Could you set down the records below exactly as they are, with no pictures?

======== Records provided ========

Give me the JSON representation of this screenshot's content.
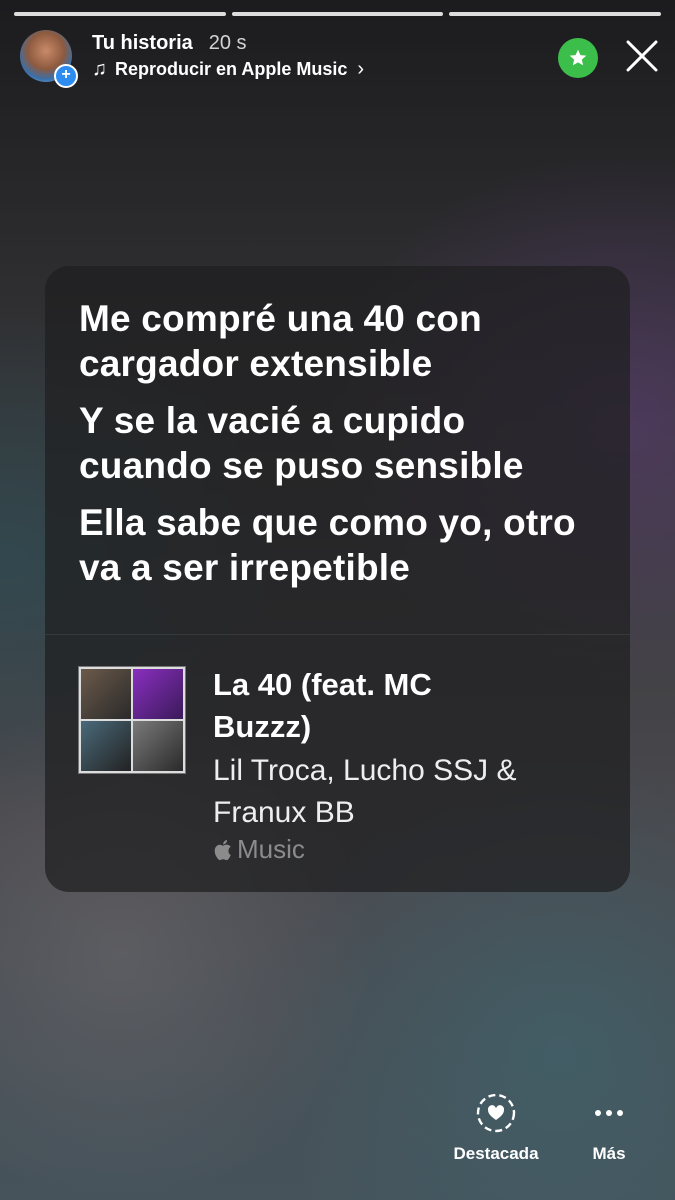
{
  "header": {
    "username": "Tu historia",
    "time": "20 s",
    "music_link": "Reproducir en Apple Music",
    "icons": {
      "avatar": "avatar",
      "add": "plus-icon",
      "music": "music-note-icon",
      "chevron": "chevron-right-icon",
      "close": "close-icon",
      "star": "star-icon"
    }
  },
  "progress_segments": 3,
  "lyrics": [
    "Me compré una 40 con cargador extensible",
    "Y se la vacié a cupido cuando se puso sensible",
    "Ella sabe que como yo, otro va a ser irrepetible"
  ],
  "song": {
    "title": "La 40 (feat. MC Buzzz)",
    "artist": "Lil Troca, Lucho SSJ & Franux BB",
    "service": "Music"
  },
  "actions": {
    "highlight": "Destacada",
    "more": "Más"
  },
  "colors": {
    "star_badge": "#3bbf4a",
    "add_badge": "#2d8cf0"
  }
}
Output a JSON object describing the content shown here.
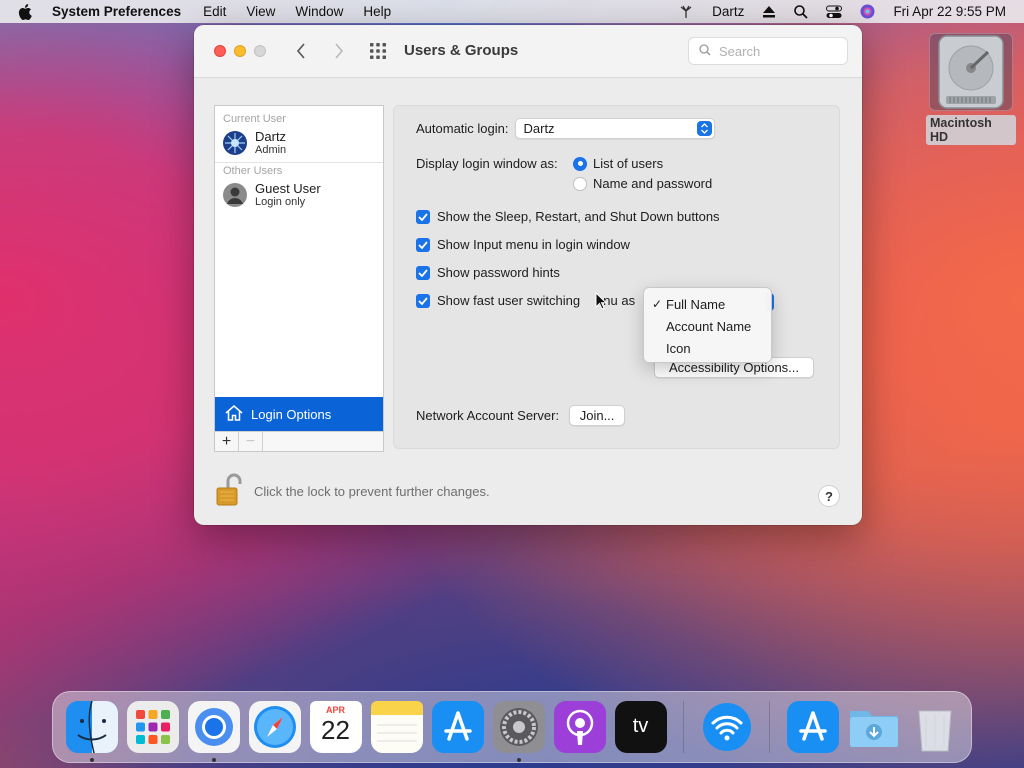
{
  "menubar": {
    "app_name": "System Preferences",
    "items": [
      "Edit",
      "View",
      "Window",
      "Help"
    ],
    "user": "Dartz",
    "datetime": "Fri Apr 22  9:55 PM"
  },
  "desktop": {
    "hd_label": "Macintosh HD"
  },
  "window": {
    "title": "Users & Groups",
    "search_placeholder": "Search"
  },
  "userlist": {
    "current_label": "Current User",
    "current_user": {
      "name": "Dartz",
      "role": "Admin"
    },
    "other_label": "Other Users",
    "other_user": {
      "name": "Guest User",
      "role": "Login only"
    },
    "login_options": "Login Options",
    "add": "+",
    "remove": "−"
  },
  "settings": {
    "auto_login_label": "Automatic login:",
    "auto_login_value": "Dartz",
    "display_label": "Display login window as:",
    "display_options": [
      "List of users",
      "Name and password"
    ],
    "display_selected": "List of users",
    "checkboxes": [
      {
        "label": "Show the Sleep, Restart, and Shut Down buttons",
        "checked": true
      },
      {
        "label": "Show Input menu in login window",
        "checked": true
      },
      {
        "label": "Show password hints",
        "checked": true
      },
      {
        "label": "Show fast user switching menu as",
        "checked": true
      }
    ],
    "fast_switch_visible_text": "Show fast user switching ",
    "fast_switch_visible_text2": "enu as",
    "accessibility_button": "Accessibility Options...",
    "network_label": "Network Account Server:",
    "join_button": "Join..."
  },
  "dropdown": {
    "options": [
      "Full Name",
      "Account Name",
      "Icon"
    ],
    "selected": "Full Name",
    "check": "✓"
  },
  "footer": {
    "lock_text": "Click the lock to prevent further changes.",
    "help": "?"
  },
  "dock": {
    "apps": [
      "finder-icon",
      "launchpad-icon",
      "chrome-icon",
      "safari-icon",
      "calendar-icon",
      "notes-icon",
      "app-store-icon",
      "system-preferences-icon",
      "podcasts-icon",
      "apple-tv-icon",
      "wifi-icon",
      "app-store-icon",
      "downloads-folder-icon",
      "trash-icon"
    ],
    "calendar_month": "APR",
    "calendar_day": "22",
    "tv_label": "tv"
  },
  "colors": {
    "accent": "#1a73e8",
    "selection": "#0a64d8"
  }
}
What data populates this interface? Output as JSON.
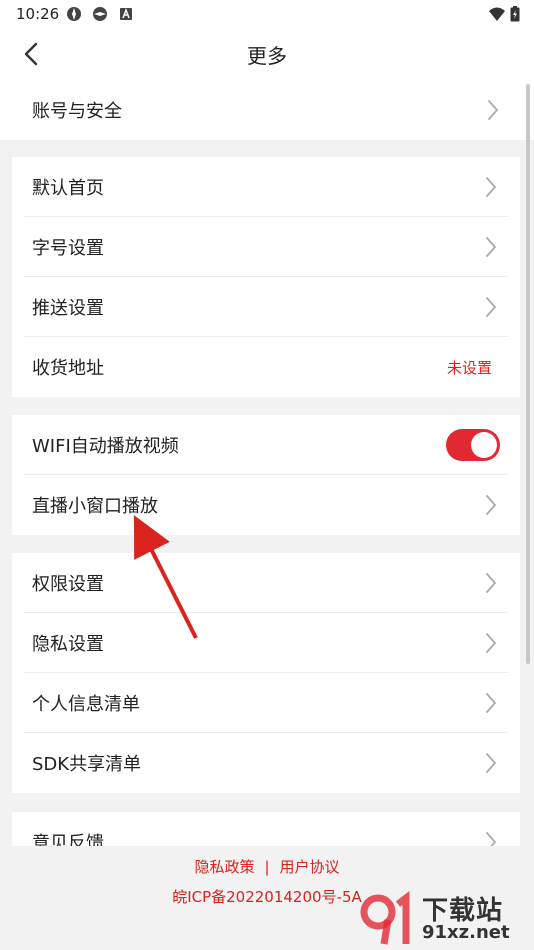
{
  "status_bar": {
    "time": "10:26",
    "icons": [
      "app-icon-1",
      "app-icon-2",
      "a-icon",
      "wifi-icon",
      "battery-icon"
    ]
  },
  "header": {
    "title": "更多",
    "back_icon": "chevron-left-icon"
  },
  "account": {
    "label": "账号与安全"
  },
  "general": {
    "items": [
      {
        "label": "默认首页"
      },
      {
        "label": "字号设置"
      },
      {
        "label": "推送设置"
      },
      {
        "label": "收货地址",
        "value": "未设置"
      }
    ]
  },
  "playback": {
    "items": [
      {
        "label": "WIFI自动播放视频",
        "toggle": true
      },
      {
        "label": "直播小窗口播放"
      }
    ]
  },
  "privacy": {
    "items": [
      {
        "label": "权限设置"
      },
      {
        "label": "隐私设置"
      },
      {
        "label": "个人信息清单"
      },
      {
        "label": "SDK共享清单"
      }
    ]
  },
  "more": {
    "items": [
      {
        "label": "意见反馈"
      }
    ]
  },
  "footer": {
    "privacy_policy": "隐私政策",
    "separator": "|",
    "user_agreement": "用户协议",
    "icp": "皖ICP备2022014200号-5A"
  },
  "watermark": {
    "top": "下载站",
    "bottom": "91xz.net"
  },
  "colors": {
    "accent": "#d9231d",
    "toggle_on": "#e02933",
    "background": "#f2f2f2"
  }
}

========

#### Output below:
Give me the JSON representation of this screenshot's content.
{
  "header": {
    "username": "Tu historia",
    "time": "20 s",
    "music_link": "Reproducir en Apple Music",
    "icons": {
      "avatar": "avatar",
      "add": "plus-icon",
      "music": "music-note-icon",
      "chevron": "chevron-right-icon",
      "close": "close-icon",
      "star": "star-icon"
    }
  },
  "progress_segments": 3,
  "lyrics": [
    "Me compré una 40 con cargador extensible",
    "Y se la vacié a cupido cuando se puso sensible",
    "Ella sabe que como yo, otro va a ser irrepetible"
  ],
  "song": {
    "title": "La 40 (feat. MC Buzzz)",
    "artist": "Lil Troca, Lucho SSJ & Franux BB",
    "service": "Music"
  },
  "actions": {
    "highlight": "Destacada",
    "more": "Más"
  },
  "colors": {
    "star_badge": "#3bbf4a",
    "add_badge": "#2d8cf0"
  }
}
Output a JSON object describing the content shown here.
{
  "menubar": {
    "app_name": "System Preferences",
    "items": [
      "Edit",
      "View",
      "Window",
      "Help"
    ],
    "user": "Dartz",
    "datetime": "Fri Apr 22  9:55 PM"
  },
  "desktop": {
    "hd_label": "Macintosh HD"
  },
  "window": {
    "title": "Users & Groups",
    "search_placeholder": "Search"
  },
  "userlist": {
    "current_label": "Current User",
    "current_user": {
      "name": "Dartz",
      "role": "Admin"
    },
    "other_label": "Other Users",
    "other_user": {
      "name": "Guest User",
      "role": "Login only"
    },
    "login_options": "Login Options",
    "add": "+",
    "remove": "−"
  },
  "settings": {
    "auto_login_label": "Automatic login:",
    "auto_login_value": "Dartz",
    "display_label": "Display login window as:",
    "display_options": [
      "List of users",
      "Name and password"
    ],
    "display_selected": "List of users",
    "checkboxes": [
      {
        "label": "Show the Sleep, Restart, and Shut Down buttons",
        "checked": true
      },
      {
        "label": "Show Input menu in login window",
        "checked": true
      },
      {
        "label": "Show password hints",
        "checked": true
      },
      {
        "label": "Show fast user switching menu as",
        "checked": true
      }
    ],
    "fast_switch_visible_text": "Show fast user switching ",
    "fast_switch_visible_text2": "enu as",
    "accessibility_button": "Accessibility Options...",
    "network_label": "Network Account Server:",
    "join_button": "Join..."
  },
  "dropdown": {
    "options": [
      "Full Name",
      "Account Name",
      "Icon"
    ],
    "selected": "Full Name",
    "check": "✓"
  },
  "footer": {
    "lock_text": "Click the lock to prevent further changes.",
    "help": "?"
  },
  "dock": {
    "apps": [
      "finder-icon",
      "launchpad-icon",
      "chrome-icon",
      "safari-icon",
      "calendar-icon",
      "notes-icon",
      "app-store-icon",
      "system-preferences-icon",
      "podcasts-icon",
      "apple-tv-icon",
      "wifi-icon",
      "app-store-icon",
      "downloads-folder-icon",
      "trash-icon"
    ],
    "calendar_month": "APR",
    "calendar_day": "22",
    "tv_label": "tv"
  },
  "colors": {
    "accent": "#1a73e8",
    "selection": "#0a64d8"
  }
}
What data populates this interface? Output as JSON.
{
  "status_bar": {
    "time": "10:26",
    "icons": [
      "app-icon-1",
      "app-icon-2",
      "a-icon",
      "wifi-icon",
      "battery-icon"
    ]
  },
  "header": {
    "title": "更多",
    "back_icon": "chevron-left-icon"
  },
  "account": {
    "label": "账号与安全"
  },
  "general": {
    "items": [
      {
        "label": "默认首页"
      },
      {
        "label": "字号设置"
      },
      {
        "label": "推送设置"
      },
      {
        "label": "收货地址",
        "value": "未设置"
      }
    ]
  },
  "playback": {
    "items": [
      {
        "label": "WIFI自动播放视频",
        "toggle": true
      },
      {
        "label": "直播小窗口播放"
      }
    ]
  },
  "privacy": {
    "items": [
      {
        "label": "权限设置"
      },
      {
        "label": "隐私设置"
      },
      {
        "label": "个人信息清单"
      },
      {
        "label": "SDK共享清单"
      }
    ]
  },
  "more": {
    "items": [
      {
        "label": "意见反馈"
      }
    ]
  },
  "footer": {
    "privacy_policy": "隐私政策",
    "separator": "|",
    "user_agreement": "用户协议",
    "icp": "皖ICP备2022014200号-5A"
  },
  "watermark": {
    "top": "下载站",
    "bottom": "91xz.net"
  },
  "colors": {
    "accent": "#d9231d",
    "toggle_on": "#e02933",
    "background": "#f2f2f2"
  }
}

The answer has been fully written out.